On the other hand, a new cast iron pan is dark grey; and if you cook with one before seasoning them, food will stick on it in a blink of an eye. But if you season it, it naturally becomes non stick with time. To season the stir fry pan, apply vegetable oil with a high smoke point, then heat it at high temperatures until it’s dry.

I know this explanation is a bit sketchy because the seasoning process isn’t easy, so you can check out my detailed blog post on how to season a pan.

Cast iron vs. carbon steel pan FAQ

Here are commonly asked questions regarding cast iron and carbon steel cookware collection.

What is blue carbon steel pan?

Blue is a kind of heat treatment commonly known as blue ironing that prevents corrosion and rust.

What is an enameled cast iron pan?


Some cast iron cookware have an enamel coating that makes them easier to care for, preventing corrosion and rust. However, enamel coating only operates at optimum temperature, and it can crack at 400F. It also chips when banged hard, and it’s not nonstick because it can build up any seasoning.

Carbon iron vs. carbon steel pan for steak


While both pans are great at searing steaks, I prefer searing meat with my steel pan. This is because it cooks a brown crust, and it takes less time due to the pan’s thickness.

Carbon Steel vs. Cast Iron (Final thoughts)


The cast iron and carbon steel cookware comparison always comes up when shopping for knives and pans.

Is any pan better than the other? Not exactly; it depends on the purpose of the metal. They both have benefits and drawbacks; if you need a pan with good heat distribution, a cast iron is better. And if you want a pan that reacts better to temperature changes, then a steel pan will serve you better.

And hey, you don’t have to choose, you can have a little of everything. I hope my blog post gave you some clarity on the subject. Personally, I’m a fan of the best carbon steel pan you can get.

If you have any questions or additions on carbon steel and cast iron, kindly comment below. I would love to hear from you.

Colin Matthews

Colin is a passionate chef by trade and a kitchen nerd on the side. Growing up in the kitchen, Colin has always had a passion for learning the absolute best way to cook a dish. He quickly realized most kitchens have duplicate cookware and small appliances and had to decide which ones were going to be the “keepers” – causing him to take a closer look at all his products.

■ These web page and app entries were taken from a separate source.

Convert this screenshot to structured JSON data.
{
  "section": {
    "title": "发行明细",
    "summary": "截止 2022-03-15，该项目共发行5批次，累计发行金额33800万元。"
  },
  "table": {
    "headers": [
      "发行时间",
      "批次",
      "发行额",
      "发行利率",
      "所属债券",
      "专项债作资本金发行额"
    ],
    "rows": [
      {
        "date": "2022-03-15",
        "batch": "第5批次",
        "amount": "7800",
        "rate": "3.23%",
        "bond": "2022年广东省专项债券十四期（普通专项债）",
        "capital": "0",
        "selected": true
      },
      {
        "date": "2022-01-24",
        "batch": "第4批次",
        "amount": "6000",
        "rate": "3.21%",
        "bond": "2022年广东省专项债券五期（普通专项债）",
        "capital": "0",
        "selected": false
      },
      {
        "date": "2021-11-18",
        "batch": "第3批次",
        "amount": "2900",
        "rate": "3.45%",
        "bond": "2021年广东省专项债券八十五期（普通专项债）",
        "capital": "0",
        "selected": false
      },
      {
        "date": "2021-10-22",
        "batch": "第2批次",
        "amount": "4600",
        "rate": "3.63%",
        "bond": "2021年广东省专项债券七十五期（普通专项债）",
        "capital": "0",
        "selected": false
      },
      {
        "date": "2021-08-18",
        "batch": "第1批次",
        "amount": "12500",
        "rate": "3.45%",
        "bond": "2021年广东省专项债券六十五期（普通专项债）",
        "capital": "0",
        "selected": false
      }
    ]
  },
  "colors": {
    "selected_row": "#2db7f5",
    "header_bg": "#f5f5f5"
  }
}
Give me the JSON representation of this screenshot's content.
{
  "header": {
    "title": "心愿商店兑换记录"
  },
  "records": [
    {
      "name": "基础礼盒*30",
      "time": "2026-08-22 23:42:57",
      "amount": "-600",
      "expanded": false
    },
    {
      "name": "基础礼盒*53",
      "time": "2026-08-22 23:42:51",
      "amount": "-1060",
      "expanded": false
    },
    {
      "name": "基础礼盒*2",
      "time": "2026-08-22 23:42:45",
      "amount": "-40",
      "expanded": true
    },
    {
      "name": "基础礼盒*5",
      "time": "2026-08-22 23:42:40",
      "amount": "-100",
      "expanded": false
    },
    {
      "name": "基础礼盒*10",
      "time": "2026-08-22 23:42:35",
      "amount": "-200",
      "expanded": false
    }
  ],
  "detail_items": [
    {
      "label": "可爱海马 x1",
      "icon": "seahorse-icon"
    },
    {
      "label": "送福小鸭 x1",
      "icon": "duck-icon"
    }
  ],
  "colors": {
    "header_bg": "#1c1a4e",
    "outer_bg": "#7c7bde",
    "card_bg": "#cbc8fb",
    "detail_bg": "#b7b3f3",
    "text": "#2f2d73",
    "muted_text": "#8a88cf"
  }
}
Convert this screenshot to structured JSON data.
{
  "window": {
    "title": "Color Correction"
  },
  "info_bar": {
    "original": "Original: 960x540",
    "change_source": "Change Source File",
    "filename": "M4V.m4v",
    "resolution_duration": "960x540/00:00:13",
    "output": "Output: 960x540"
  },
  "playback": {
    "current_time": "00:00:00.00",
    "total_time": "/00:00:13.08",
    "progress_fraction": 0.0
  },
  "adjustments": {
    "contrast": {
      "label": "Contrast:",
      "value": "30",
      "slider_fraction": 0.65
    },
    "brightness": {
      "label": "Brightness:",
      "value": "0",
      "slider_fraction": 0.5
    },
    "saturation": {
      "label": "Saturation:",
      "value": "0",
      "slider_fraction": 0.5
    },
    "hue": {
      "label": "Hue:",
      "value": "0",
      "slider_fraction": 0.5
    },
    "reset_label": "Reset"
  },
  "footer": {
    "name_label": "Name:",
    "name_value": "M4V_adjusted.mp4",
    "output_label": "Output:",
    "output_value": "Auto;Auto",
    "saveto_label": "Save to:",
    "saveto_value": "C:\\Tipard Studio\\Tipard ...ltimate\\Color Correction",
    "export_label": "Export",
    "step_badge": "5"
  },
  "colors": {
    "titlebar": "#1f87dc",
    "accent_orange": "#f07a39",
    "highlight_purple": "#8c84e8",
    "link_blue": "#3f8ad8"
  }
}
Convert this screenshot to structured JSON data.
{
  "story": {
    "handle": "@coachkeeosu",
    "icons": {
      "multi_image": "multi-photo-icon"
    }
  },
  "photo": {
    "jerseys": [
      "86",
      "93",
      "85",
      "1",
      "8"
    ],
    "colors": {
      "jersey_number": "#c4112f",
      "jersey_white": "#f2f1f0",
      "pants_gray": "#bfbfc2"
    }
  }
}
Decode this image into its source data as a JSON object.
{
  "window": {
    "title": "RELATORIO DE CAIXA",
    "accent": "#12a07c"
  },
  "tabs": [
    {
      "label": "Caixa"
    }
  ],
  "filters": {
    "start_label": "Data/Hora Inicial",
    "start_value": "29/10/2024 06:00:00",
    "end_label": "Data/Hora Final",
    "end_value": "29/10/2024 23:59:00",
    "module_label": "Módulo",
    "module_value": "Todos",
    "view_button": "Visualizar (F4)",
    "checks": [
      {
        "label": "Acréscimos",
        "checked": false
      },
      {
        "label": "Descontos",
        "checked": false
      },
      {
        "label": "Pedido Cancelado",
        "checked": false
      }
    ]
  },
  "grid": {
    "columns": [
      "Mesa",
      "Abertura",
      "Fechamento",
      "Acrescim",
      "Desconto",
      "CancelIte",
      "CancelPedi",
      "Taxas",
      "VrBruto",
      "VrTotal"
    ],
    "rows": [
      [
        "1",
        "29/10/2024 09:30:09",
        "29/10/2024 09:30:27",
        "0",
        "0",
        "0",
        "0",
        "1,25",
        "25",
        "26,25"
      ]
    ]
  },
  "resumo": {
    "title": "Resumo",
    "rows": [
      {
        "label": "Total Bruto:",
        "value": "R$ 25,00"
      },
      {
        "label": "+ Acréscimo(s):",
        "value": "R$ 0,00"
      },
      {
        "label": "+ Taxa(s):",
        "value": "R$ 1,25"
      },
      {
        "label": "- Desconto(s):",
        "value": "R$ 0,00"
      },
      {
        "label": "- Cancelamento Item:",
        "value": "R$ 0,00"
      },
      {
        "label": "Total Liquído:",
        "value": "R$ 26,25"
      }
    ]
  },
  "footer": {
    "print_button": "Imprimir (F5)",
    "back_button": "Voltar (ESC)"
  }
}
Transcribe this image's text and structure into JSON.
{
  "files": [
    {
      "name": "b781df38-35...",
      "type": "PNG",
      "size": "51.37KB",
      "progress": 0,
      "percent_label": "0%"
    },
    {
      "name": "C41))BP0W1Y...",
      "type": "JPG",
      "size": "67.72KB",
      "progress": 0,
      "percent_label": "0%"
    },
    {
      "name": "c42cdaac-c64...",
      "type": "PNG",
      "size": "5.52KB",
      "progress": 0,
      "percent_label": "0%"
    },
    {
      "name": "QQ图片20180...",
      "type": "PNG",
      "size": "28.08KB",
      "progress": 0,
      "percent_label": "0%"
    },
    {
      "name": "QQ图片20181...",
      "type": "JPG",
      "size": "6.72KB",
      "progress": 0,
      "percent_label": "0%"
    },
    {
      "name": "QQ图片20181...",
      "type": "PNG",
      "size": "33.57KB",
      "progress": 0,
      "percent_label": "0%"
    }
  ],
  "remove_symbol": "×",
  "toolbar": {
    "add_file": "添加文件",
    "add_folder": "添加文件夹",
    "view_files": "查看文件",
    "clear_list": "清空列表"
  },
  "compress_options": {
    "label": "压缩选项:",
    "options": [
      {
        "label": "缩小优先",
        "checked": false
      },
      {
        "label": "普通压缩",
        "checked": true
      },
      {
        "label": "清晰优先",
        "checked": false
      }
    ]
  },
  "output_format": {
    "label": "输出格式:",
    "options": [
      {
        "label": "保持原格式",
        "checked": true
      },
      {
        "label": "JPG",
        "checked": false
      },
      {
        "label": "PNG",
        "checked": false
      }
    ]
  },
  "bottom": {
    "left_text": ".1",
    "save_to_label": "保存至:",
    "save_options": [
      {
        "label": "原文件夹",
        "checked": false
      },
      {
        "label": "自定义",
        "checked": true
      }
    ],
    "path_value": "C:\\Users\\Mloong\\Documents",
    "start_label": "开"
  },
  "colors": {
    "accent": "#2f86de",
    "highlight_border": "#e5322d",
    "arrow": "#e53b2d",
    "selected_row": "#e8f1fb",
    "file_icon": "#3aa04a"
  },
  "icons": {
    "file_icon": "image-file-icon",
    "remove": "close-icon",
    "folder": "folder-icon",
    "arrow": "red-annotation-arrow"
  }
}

As it turns out, small differences make a big impact on the experience. Whether it’s how hard you have to press a microwave button, to how long a cast iron skillet stays warm after you turn off the heat, these little difference changed everything.